Since its first publication in 1980, Professor Kennedy's masterly account of the rivalry between Great Britain and Germany in the period leading to the First World War has established itself as the definitive work on the subject.
Over ten years of research in more than sixty archives in Britain and Germany culminated in this full-scale, meticulous analysis. The result reaches far beyond a diplomatic narrative of relations between the two countries. It concerns itself with a thorough comparison of the two societies, their political cultures, economies, party politics, courts, the role of the press and pressure groups, and other factors. The work therefore contributes to the larger debate on the nature of foreign policy, as well as to the specific controversies over the British-German antagonisms that eventually led to war.
About the Author
Paul M. Kennedy is J. Richardson Dilworth Professor of History at Yale University. He regularly publishes in The Los Angeles Times, The New York Times Book Review, The Atlantic, and many other periodicals and scholarly journals. The author of thirteen books, he is perhaps best known for The Rise and Fall of the Great Powers.

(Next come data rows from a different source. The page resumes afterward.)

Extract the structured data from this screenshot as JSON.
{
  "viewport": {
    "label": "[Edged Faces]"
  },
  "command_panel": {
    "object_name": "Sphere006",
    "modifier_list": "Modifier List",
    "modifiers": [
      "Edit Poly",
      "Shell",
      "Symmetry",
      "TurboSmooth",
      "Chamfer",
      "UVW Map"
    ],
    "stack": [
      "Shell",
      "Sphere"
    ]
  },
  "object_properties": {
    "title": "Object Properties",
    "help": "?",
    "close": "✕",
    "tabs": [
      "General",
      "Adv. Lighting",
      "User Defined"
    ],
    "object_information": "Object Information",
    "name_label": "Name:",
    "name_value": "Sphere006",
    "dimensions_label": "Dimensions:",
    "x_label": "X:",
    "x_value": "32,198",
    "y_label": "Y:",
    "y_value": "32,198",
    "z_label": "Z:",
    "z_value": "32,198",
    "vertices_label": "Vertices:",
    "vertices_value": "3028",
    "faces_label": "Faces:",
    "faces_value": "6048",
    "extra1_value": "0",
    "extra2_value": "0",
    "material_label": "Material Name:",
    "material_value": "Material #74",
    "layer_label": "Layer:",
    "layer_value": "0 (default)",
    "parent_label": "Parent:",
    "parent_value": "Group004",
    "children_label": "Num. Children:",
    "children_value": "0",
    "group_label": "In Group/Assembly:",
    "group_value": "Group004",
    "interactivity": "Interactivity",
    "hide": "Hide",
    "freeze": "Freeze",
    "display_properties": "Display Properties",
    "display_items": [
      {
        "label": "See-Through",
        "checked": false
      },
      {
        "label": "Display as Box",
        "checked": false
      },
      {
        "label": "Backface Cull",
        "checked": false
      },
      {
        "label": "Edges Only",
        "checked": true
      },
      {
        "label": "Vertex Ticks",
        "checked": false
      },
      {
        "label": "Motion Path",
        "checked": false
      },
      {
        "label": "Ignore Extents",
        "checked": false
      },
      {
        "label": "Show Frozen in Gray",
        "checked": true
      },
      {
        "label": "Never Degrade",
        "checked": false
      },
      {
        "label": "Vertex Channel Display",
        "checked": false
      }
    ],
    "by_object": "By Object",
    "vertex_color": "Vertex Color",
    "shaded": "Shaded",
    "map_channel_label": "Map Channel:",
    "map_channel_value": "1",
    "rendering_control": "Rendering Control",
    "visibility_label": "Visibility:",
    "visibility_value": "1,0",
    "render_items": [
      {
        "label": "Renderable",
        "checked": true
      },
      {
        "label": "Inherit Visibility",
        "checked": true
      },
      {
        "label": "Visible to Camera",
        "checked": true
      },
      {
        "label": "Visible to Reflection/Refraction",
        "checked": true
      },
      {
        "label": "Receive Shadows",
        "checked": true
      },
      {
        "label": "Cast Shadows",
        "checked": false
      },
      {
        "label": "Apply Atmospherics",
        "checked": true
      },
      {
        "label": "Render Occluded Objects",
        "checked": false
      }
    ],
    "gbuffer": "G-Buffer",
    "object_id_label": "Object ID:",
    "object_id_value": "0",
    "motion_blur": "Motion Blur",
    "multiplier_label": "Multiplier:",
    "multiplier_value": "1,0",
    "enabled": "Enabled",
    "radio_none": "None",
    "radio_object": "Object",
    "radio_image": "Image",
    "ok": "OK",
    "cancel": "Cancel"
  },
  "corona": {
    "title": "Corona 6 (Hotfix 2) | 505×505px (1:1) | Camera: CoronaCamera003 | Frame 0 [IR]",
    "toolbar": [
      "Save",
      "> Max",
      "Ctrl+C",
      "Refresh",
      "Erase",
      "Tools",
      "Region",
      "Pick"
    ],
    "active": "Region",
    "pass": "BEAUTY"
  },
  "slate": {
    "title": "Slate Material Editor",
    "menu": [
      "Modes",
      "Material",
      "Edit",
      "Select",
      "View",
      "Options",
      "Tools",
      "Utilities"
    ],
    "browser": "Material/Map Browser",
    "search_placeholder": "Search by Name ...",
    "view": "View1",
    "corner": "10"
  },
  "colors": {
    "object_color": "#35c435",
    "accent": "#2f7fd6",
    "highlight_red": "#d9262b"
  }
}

His most recent publication (2006) is The Parliament of Man: The Past, Present, and Future of the United Nations.